__PROMPT__: Could you print all the entries below exactly as they appear, omitting the pictures?

(Records contained in a dataset)
= Beginning of Section =

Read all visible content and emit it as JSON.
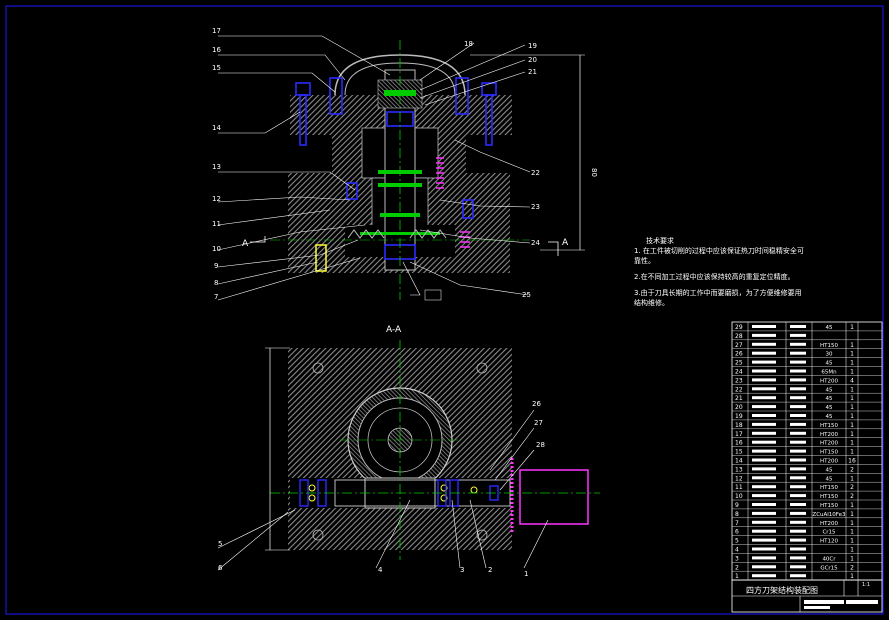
{
  "drawing": {
    "top_view_labels": {
      "left": [
        "17",
        "16",
        "15",
        "14",
        "13",
        "12",
        "11",
        "10",
        "9",
        "8",
        "7"
      ],
      "right": [
        "18",
        "19",
        "20",
        "21",
        "22",
        "23",
        "24",
        "25"
      ],
      "dimension": "80",
      "section_mark": "A"
    },
    "section_title": "A-A",
    "bottom_view_labels": {
      "right": [
        "26",
        "27",
        "28"
      ],
      "bottom": [
        "1",
        "2",
        "3",
        "4"
      ],
      "left": [
        "5",
        "6"
      ]
    }
  },
  "technical_notes": {
    "heading": "技术要求",
    "items": [
      "1. 在工件被切削的过程中应该保证热刀时间稳精安全可靠性。",
      "2.在不同加工过程中应该保持较高的重复定位精度。",
      "3.由于刀具长期的工作中而要磨损，为了方便维修要用结构维修。"
    ]
  },
  "parts_list": {
    "rows": [
      {
        "no": "29",
        "mat": "45",
        "qty": "1"
      },
      {
        "no": "28",
        "mat": "",
        "qty": ""
      },
      {
        "no": "27",
        "mat": "HT150",
        "qty": "1"
      },
      {
        "no": "26",
        "mat": "30",
        "qty": "1"
      },
      {
        "no": "25",
        "mat": "45",
        "qty": "1"
      },
      {
        "no": "24",
        "mat": "65Mn",
        "qty": "1"
      },
      {
        "no": "23",
        "mat": "HT200",
        "qty": "4"
      },
      {
        "no": "22",
        "mat": "45",
        "qty": "1"
      },
      {
        "no": "21",
        "mat": "45",
        "qty": "1"
      },
      {
        "no": "20",
        "mat": "45",
        "qty": "1"
      },
      {
        "no": "19",
        "mat": "45",
        "qty": "1"
      },
      {
        "no": "18",
        "mat": "HT150",
        "qty": "1"
      },
      {
        "no": "17",
        "mat": "HT200",
        "qty": "1"
      },
      {
        "no": "16",
        "mat": "HT200",
        "qty": "1"
      },
      {
        "no": "15",
        "mat": "HT150",
        "qty": "1"
      },
      {
        "no": "14",
        "mat": "HT200",
        "qty": "16"
      },
      {
        "no": "13",
        "mat": "45",
        "qty": "2"
      },
      {
        "no": "12",
        "mat": "45",
        "qty": "1"
      },
      {
        "no": "11",
        "mat": "HT150",
        "qty": "2"
      },
      {
        "no": "10",
        "mat": "HT150",
        "qty": "2"
      },
      {
        "no": "9",
        "mat": "HT150",
        "qty": "1"
      },
      {
        "no": "8",
        "mat": "ZCuAl10Fe3",
        "qty": "1"
      },
      {
        "no": "7",
        "mat": "HT200",
        "qty": "1"
      },
      {
        "no": "6",
        "mat": "Cr15",
        "qty": "1"
      },
      {
        "no": "5",
        "mat": "HT120",
        "qty": "1"
      },
      {
        "no": "4",
        "mat": "",
        "qty": "1"
      },
      {
        "no": "3",
        "mat": "40Cr",
        "qty": "1"
      },
      {
        "no": "2",
        "mat": "GCr15",
        "qty": "2"
      },
      {
        "no": "1",
        "mat": "",
        "qty": "1"
      }
    ],
    "scale": "1:1",
    "title": "四方刀架结构装配图"
  },
  "colors": {
    "border": "#1a1aff",
    "hatch": "#777777",
    "centerline": "#00cc00",
    "blue": "#2a2aff",
    "magenta": "#ff33ff",
    "text": "#ffffff"
  }
}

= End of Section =

__ANSWER BOX__:
Read all visible content and emit it as JSON.
{
  "drawing": {
    "top_view_labels": {
      "left": [
        "17",
        "16",
        "15",
        "14",
        "13",
        "12",
        "11",
        "10",
        "9",
        "8",
        "7"
      ],
      "right": [
        "18",
        "19",
        "20",
        "21",
        "22",
        "23",
        "24",
        "25"
      ],
      "dimension": "80",
      "section_mark": "A"
    },
    "section_title": "A-A",
    "bottom_view_labels": {
      "right": [
        "26",
        "27",
        "28"
      ],
      "bottom": [
        "1",
        "2",
        "3",
        "4"
      ],
      "left": [
        "5",
        "6"
      ]
    }
  },
  "technical_notes": {
    "heading": "技术要求",
    "items": [
      "1. 在工件被切削的过程中应该保证热刀时间稳精安全可靠性。",
      "2.在不同加工过程中应该保持较高的重复定位精度。",
      "3.由于刀具长期的工作中而要磨损，为了方便维修要用结构维修。"
    ]
  },
  "parts_list": {
    "rows": [
      {
        "no": "29",
        "mat": "45",
        "qty": "1"
      },
      {
        "no": "28",
        "mat": "",
        "qty": ""
      },
      {
        "no": "27",
        "mat": "HT150",
        "qty": "1"
      },
      {
        "no": "26",
        "mat": "30",
        "qty": "1"
      },
      {
        "no": "25",
        "mat": "45",
        "qty": "1"
      },
      {
        "no": "24",
        "mat": "65Mn",
        "qty": "1"
      },
      {
        "no": "23",
        "mat": "HT200",
        "qty": "4"
      },
      {
        "no": "22",
        "mat": "45",
        "qty": "1"
      },
      {
        "no": "21",
        "mat": "45",
        "qty": "1"
      },
      {
        "no": "20",
        "mat": "45",
        "qty": "1"
      },
      {
        "no": "19",
        "mat": "45",
        "qty": "1"
      },
      {
        "no": "18",
        "mat": "HT150",
        "qty": "1"
      },
      {
        "no": "17",
        "mat": "HT200",
        "qty": "1"
      },
      {
        "no": "16",
        "mat": "HT200",
        "qty": "1"
      },
      {
        "no": "15",
        "mat": "HT150",
        "qty": "1"
      },
      {
        "no": "14",
        "mat": "HT200",
        "qty": "16"
      },
      {
        "no": "13",
        "mat": "45",
        "qty": "2"
      },
      {
        "no": "12",
        "mat": "45",
        "qty": "1"
      },
      {
        "no": "11",
        "mat": "HT150",
        "qty": "2"
      },
      {
        "no": "10",
        "mat": "HT150",
        "qty": "2"
      },
      {
        "no": "9",
        "mat": "HT150",
        "qty": "1"
      },
      {
        "no": "8",
        "mat": "ZCuAl10Fe3",
        "qty": "1"
      },
      {
        "no": "7",
        "mat": "HT200",
        "qty": "1"
      },
      {
        "no": "6",
        "mat": "Cr15",
        "qty": "1"
      },
      {
        "no": "5",
        "mat": "HT120",
        "qty": "1"
      },
      {
        "no": "4",
        "mat": "",
        "qty": "1"
      },
      {
        "no": "3",
        "mat": "40Cr",
        "qty": "1"
      },
      {
        "no": "2",
        "mat": "GCr15",
        "qty": "2"
      },
      {
        "no": "1",
        "mat": "",
        "qty": "1"
      }
    ],
    "scale": "1:1",
    "title": "四方刀架结构装配图"
  },
  "colors": {
    "border": "#1a1aff",
    "hatch": "#777777",
    "centerline": "#00cc00",
    "blue": "#2a2aff",
    "magenta": "#ff33ff",
    "text": "#ffffff"
  }
}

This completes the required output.